- Directions
Read the listing below and copy out every line that holds "title".

::::::::::

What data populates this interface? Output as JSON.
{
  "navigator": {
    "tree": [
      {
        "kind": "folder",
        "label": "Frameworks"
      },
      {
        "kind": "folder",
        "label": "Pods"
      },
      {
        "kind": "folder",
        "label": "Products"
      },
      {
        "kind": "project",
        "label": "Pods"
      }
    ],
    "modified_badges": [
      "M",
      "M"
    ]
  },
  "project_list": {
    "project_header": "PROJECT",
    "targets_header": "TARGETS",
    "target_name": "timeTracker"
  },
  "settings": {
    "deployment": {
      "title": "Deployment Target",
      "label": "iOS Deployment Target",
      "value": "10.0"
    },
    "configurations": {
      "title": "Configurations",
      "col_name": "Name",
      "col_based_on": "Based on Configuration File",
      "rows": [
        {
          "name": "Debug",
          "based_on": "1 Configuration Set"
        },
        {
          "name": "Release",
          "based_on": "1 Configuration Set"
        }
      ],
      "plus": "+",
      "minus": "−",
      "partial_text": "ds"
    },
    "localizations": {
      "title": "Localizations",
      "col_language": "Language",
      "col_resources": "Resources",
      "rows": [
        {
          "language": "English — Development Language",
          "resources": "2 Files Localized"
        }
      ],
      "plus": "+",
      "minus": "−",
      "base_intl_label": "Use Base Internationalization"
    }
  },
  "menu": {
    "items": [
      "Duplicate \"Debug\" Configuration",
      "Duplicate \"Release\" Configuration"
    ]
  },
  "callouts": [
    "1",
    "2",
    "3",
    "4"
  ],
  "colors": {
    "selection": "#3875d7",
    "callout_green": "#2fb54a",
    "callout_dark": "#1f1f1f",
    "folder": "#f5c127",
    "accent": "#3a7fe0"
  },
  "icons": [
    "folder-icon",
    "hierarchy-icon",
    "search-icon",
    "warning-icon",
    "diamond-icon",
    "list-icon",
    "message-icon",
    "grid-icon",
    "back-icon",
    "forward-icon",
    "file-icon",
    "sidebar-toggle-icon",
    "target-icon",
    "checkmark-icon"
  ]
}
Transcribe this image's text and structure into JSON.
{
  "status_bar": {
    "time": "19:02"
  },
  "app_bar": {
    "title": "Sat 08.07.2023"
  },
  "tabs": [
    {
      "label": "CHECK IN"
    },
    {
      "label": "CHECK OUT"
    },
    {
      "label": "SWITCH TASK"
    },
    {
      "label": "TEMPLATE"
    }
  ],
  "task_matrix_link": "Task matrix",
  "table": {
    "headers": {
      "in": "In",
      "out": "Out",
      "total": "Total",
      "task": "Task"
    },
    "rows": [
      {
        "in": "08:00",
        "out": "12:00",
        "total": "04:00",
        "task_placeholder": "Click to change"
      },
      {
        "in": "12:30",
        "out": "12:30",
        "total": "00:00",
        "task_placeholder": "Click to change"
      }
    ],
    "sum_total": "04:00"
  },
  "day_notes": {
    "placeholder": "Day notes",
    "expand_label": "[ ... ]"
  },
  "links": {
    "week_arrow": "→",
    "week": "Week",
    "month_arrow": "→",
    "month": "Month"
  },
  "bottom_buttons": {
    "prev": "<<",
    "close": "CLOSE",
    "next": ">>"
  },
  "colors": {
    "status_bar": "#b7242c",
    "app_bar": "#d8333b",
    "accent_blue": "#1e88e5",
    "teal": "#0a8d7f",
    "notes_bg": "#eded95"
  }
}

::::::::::

- Task output
      "title": "Deployment Target",
      "title": "Configurations",
      "title": "Localizations",
    "title": "Sat 08.07.2023"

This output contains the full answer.